Praise God, and Pass The Nachos

By Harry R. Osborne

Have you gone to the worship services of various churches? There is an amazing variety among them. In fact, there is so much variety that one wonders how so many practices could come from people supposedly following the same book, the Bible. The obvious fact is that they do not follow the simple New Testament pattern for worship. Instead, they add to and subtract from that biblical pattern to suit their own desires.

Examples of denominational “worship” seem to be reaching a new high in lows these days. We all remember the denominational group in California several years ago that added a drive-in window for all of their members who could not spend the time to come in for the whole service. It was a kind of “Jiffy-Prayer” booth. So many gimmicks have come down the line that it is impossible to list or even remember all of them.

A few weeks ago, however, I was intrigued by the scheme of a group who came to the Living Stones church here in Alvin, Texas. Several fellows of muscular build, called “the Power Team,” did karate chops pulverizing huge blocks of ice in “worship” to God. I thought surely that was the worst it could get – until last Sunday. On that Super Bowl Sunday, the Second Baptist Church in Houston had services in the gymnasium where they erected a 20-foot TV screen to watch the football game. During the whole thing, the deacons sold nachos, hot dogs, popcorn, and cokes while young women dressed as cheerleaders pranced around and lead cheers. At halftime the preacher, called the “headlines man” for the evening, gave his address. I am certain all were edified. Is this “worship” as God intended it?

Let’s look at what the New Testament says about the worship of the church. In Colossians 3:17, we are reminded that we need authority for whatever we do, either in word or in deed. Let us see what that church in the New Testament did and what they were instructed to do. In this way we can determine the full pattern regarding worship as God gave it by the inspired writers.

First, we see that the New Testament church engaged in prayer to worship God. Jesus taught the disciples that prayer was an act of worship and reverence to God (Matt. 6:9). In Colossians 4:24, the church at Colossae is enjoined to pray. The church in the book of Acts is seen praying (Acts 2:42).

Second, we see the preaching and teaching of God’s word in worship. Acts 2:42 says that the early church “continued steadfastly in the apostles’ teaching.” 1 Thessalonians 2:13 makes it clear that the apostles’ teaching is in fact the word of God. When men speak “the oracles of God,” it is so “God may be glorified” (1 Pet. 4:11).

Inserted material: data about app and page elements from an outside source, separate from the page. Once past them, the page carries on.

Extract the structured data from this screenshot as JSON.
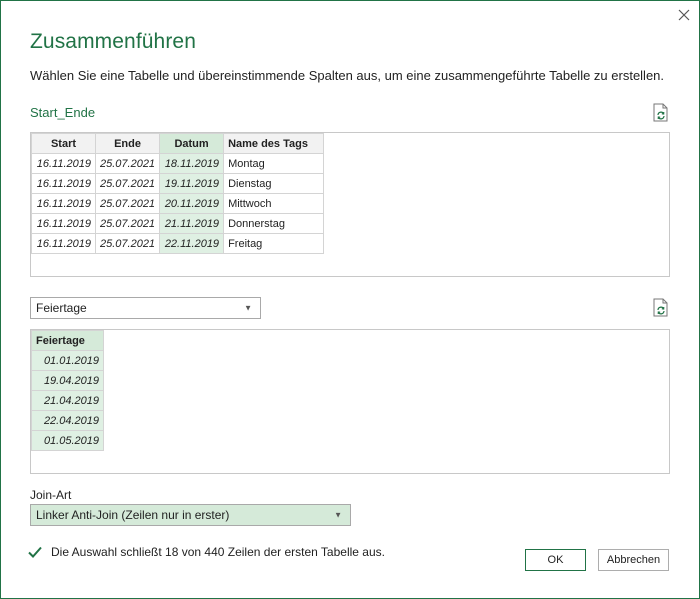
{
  "dialog": {
    "title": "Zusammenführen",
    "subtitle": "Wählen Sie eine Tabelle und übereinstimmende Spalten aus, um eine zusammengeführte Tabelle zu erstellen.",
    "close_icon": "close-icon"
  },
  "first_table": {
    "name": "Start_Ende",
    "columns": [
      "Start",
      "Ende",
      "Datum",
      "Name des Tags"
    ],
    "selected_column": "Datum",
    "rows": [
      [
        "16.11.2019",
        "25.07.2021",
        "18.11.2019",
        "Montag"
      ],
      [
        "16.11.2019",
        "25.07.2021",
        "19.11.2019",
        "Dienstag"
      ],
      [
        "16.11.2019",
        "25.07.2021",
        "20.11.2019",
        "Mittwoch"
      ],
      [
        "16.11.2019",
        "25.07.2021",
        "21.11.2019",
        "Donnerstag"
      ],
      [
        "16.11.2019",
        "25.07.2021",
        "22.11.2019",
        "Freitag"
      ]
    ]
  },
  "second_table": {
    "selected": "Feiertage",
    "columns": [
      "Feiertage"
    ],
    "rows": [
      [
        "01.01.2019"
      ],
      [
        "19.04.2019"
      ],
      [
        "21.04.2019"
      ],
      [
        "22.04.2019"
      ],
      [
        "01.05.2019"
      ]
    ]
  },
  "join": {
    "label": "Join-Art",
    "selected": "Linker Anti-Join (Zeilen nur in erster)"
  },
  "status": {
    "text": "Die Auswahl schließt 18 von 440 Zeilen der ersten Tabelle aus."
  },
  "buttons": {
    "ok": "OK",
    "cancel": "Abbrechen"
  },
  "colors": {
    "accent": "#217346",
    "selected_column": "#dff0e3"
  }
}
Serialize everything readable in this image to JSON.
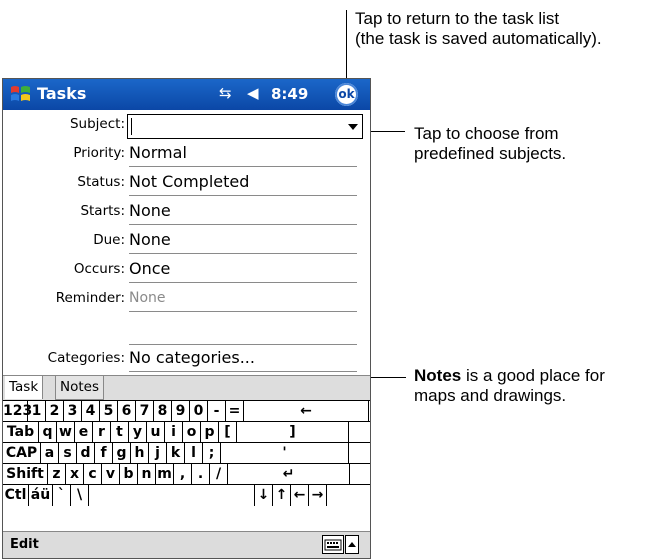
{
  "callouts": {
    "top_line1": "Tap to return to the task list",
    "top_line2": "(the task is saved automatically).",
    "subject_line1": "Tap to choose from",
    "subject_line2": "predefined subjects.",
    "notes_bold": "Notes",
    "notes_rest": " is a good place for",
    "notes_line2": "maps and drawings."
  },
  "titlebar": {
    "app_title": "Tasks",
    "connectivity_icon": "⇆",
    "volume_icon": "◀",
    "time": "8:49",
    "ok_label": "ok",
    "colors": {
      "bar": "#0b47a6",
      "text": "#ffffff"
    }
  },
  "form": {
    "subject": {
      "label": "Subject:",
      "value": ""
    },
    "priority": {
      "label": "Priority:",
      "value": "Normal"
    },
    "status": {
      "label": "Status:",
      "value": "Not Completed"
    },
    "starts": {
      "label": "Starts:",
      "value": "None"
    },
    "due": {
      "label": "Due:",
      "value": "None"
    },
    "occurs": {
      "label": "Occurs:",
      "value": "Once"
    },
    "reminder": {
      "label": "Reminder:",
      "value": "None"
    },
    "categories": {
      "label": "Categories:",
      "value": "No categories..."
    }
  },
  "tabs": {
    "task": "Task",
    "notes": "Notes"
  },
  "keyboard": {
    "row1": [
      "123",
      "1",
      "2",
      "3",
      "4",
      "5",
      "6",
      "7",
      "8",
      "9",
      "0",
      "-",
      "=",
      "←"
    ],
    "row2": [
      "Tab",
      "q",
      "w",
      "e",
      "r",
      "t",
      "y",
      "u",
      "i",
      "o",
      "p",
      "[",
      "]"
    ],
    "row3": [
      "CAP",
      "a",
      "s",
      "d",
      "f",
      "g",
      "h",
      "j",
      "k",
      "l",
      ";",
      "'"
    ],
    "row4": [
      "Shift",
      "z",
      "x",
      "c",
      "v",
      "b",
      "n",
      "m",
      ",",
      ".",
      "/",
      "↵"
    ],
    "row5": [
      "Ctl",
      "áü",
      "`",
      "\\",
      "",
      "↓",
      "↑",
      "←",
      "→"
    ]
  },
  "commandbar": {
    "edit": "Edit"
  }
}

Third, we see Christians in the first century singing praises to God. They were commanded to speak “one to another in psalms, hymns and spiritual songs, singing and making melody in your heart to the Lord” (Eph. 5:19). Nine times in the New Testament we find commands to or examples of singing in worship to God.

Fourth, we find New Testament Christians gathering on the first day of every week to partake of the Lord’s Supper (Acts 20:7). This was in fulfillment of the command given by Christ on the night of his betrayal (Matt. 26:26-29). Paul makes clear the place and manner of partaking the Lord’s Supper (1 Cor. 11:20-34).

Fifth, we mad of first century Christians giving of their means upon the first day of the week (1 Cor. 16:2). Paul affirms that this is an act of worship in 2 Corinthians 8:5. Christians gave to meet the needs God authorized the church as a unit to discharge, but they gave only on the first day of the week.

When we have noticed those five acts of worship, we have covered completely what the New Testament calls “worship.” No ice smashing, nacho selling, cheerleader prancing, TV watching and so on – just things that focus on adoration of the God of heaven.

The term “worship” in our New Testament is defined as “to make obeisance” or “do reverence to.” It is said to denote “an act of homage or reverence.” Praying to God does that. Singing praises does that. Preaching God’s word does that. Thinking upon Christ’s death in the Lord’s supper does that. So does contributing out of love for God and his cause.

Where in the world did people get the idea that these other things give homage and reverence to God? They may be things in which men like to engage, but “worship” is to please God! We please God by doing the things he says we ought to do.

Brethren, we need to be very cautious about these principles, too. There is always some well intentioned soul who comes along and decides that we could add “enthusiasm” into our services by various means. What lies behind the well intentioned, but often errant suggestion that follows is a basic misunderstanding about the nature of worship. Worship is to please God! The uplifting we derive from it ought to be a by-product of the fact that God is praised, not the other way around. I hear a multitude of brethren talking about the main purpose of worship being the energizing of ourselves and our brethren. That concept is nothing short of sectarian thinking and will lead all who follow it into the same practices we see in the denominational world! The denominations structure their services around what will excite them the most. The Christian seeks to worship, adore, and praise the Almighty God of heaven and receives joy as a by product of his service to God.

Guardian of Truth XXXII: 7, pp. 195-196
April 7, 1988